## Exercise aim
Among the entries below, find every line that contains the string "Ctrl", then copy it.

## Dataset
---

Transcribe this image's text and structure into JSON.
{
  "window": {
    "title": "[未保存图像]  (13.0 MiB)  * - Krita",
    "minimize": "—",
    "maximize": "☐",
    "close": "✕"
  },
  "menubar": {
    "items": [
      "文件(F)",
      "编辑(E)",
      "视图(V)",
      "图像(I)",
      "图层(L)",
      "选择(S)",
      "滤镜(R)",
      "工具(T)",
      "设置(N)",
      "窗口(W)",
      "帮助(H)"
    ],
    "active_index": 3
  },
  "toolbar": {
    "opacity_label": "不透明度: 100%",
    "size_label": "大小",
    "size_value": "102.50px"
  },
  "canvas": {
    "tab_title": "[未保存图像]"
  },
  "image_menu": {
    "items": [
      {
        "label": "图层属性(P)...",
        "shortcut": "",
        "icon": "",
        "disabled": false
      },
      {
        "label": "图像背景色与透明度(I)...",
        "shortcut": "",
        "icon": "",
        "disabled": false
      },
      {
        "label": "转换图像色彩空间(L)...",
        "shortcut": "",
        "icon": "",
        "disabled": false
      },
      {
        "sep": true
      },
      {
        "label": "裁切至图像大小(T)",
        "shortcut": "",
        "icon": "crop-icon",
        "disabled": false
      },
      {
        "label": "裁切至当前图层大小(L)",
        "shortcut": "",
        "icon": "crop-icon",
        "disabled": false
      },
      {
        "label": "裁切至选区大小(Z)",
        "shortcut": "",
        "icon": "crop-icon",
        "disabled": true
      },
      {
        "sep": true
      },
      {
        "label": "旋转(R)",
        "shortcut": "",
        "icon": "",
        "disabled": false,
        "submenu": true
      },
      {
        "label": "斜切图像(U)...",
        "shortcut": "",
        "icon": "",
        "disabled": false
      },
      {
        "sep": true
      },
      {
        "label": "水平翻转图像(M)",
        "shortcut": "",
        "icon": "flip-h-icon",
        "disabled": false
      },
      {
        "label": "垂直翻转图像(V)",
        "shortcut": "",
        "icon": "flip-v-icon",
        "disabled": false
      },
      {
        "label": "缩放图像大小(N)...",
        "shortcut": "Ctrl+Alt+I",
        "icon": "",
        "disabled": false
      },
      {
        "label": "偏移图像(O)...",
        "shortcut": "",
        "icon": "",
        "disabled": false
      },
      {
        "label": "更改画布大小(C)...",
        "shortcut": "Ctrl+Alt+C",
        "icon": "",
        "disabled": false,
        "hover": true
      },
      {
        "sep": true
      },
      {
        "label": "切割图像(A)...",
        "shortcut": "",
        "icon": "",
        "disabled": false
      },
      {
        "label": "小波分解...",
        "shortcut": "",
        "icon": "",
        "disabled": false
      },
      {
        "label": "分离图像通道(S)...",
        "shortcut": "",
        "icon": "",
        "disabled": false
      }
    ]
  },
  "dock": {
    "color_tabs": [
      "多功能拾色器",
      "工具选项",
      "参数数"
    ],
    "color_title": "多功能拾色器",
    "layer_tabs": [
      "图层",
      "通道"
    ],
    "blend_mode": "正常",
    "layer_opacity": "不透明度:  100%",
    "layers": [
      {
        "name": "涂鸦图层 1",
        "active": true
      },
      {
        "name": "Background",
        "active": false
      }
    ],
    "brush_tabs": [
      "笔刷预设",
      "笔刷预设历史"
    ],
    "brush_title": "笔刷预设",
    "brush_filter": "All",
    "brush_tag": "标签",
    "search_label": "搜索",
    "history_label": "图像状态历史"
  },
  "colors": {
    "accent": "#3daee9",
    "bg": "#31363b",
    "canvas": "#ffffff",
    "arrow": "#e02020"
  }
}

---

## Reply to the exercise
        "shortcut": "Ctrl+Alt+I",
        "shortcut": "Ctrl+Alt+C",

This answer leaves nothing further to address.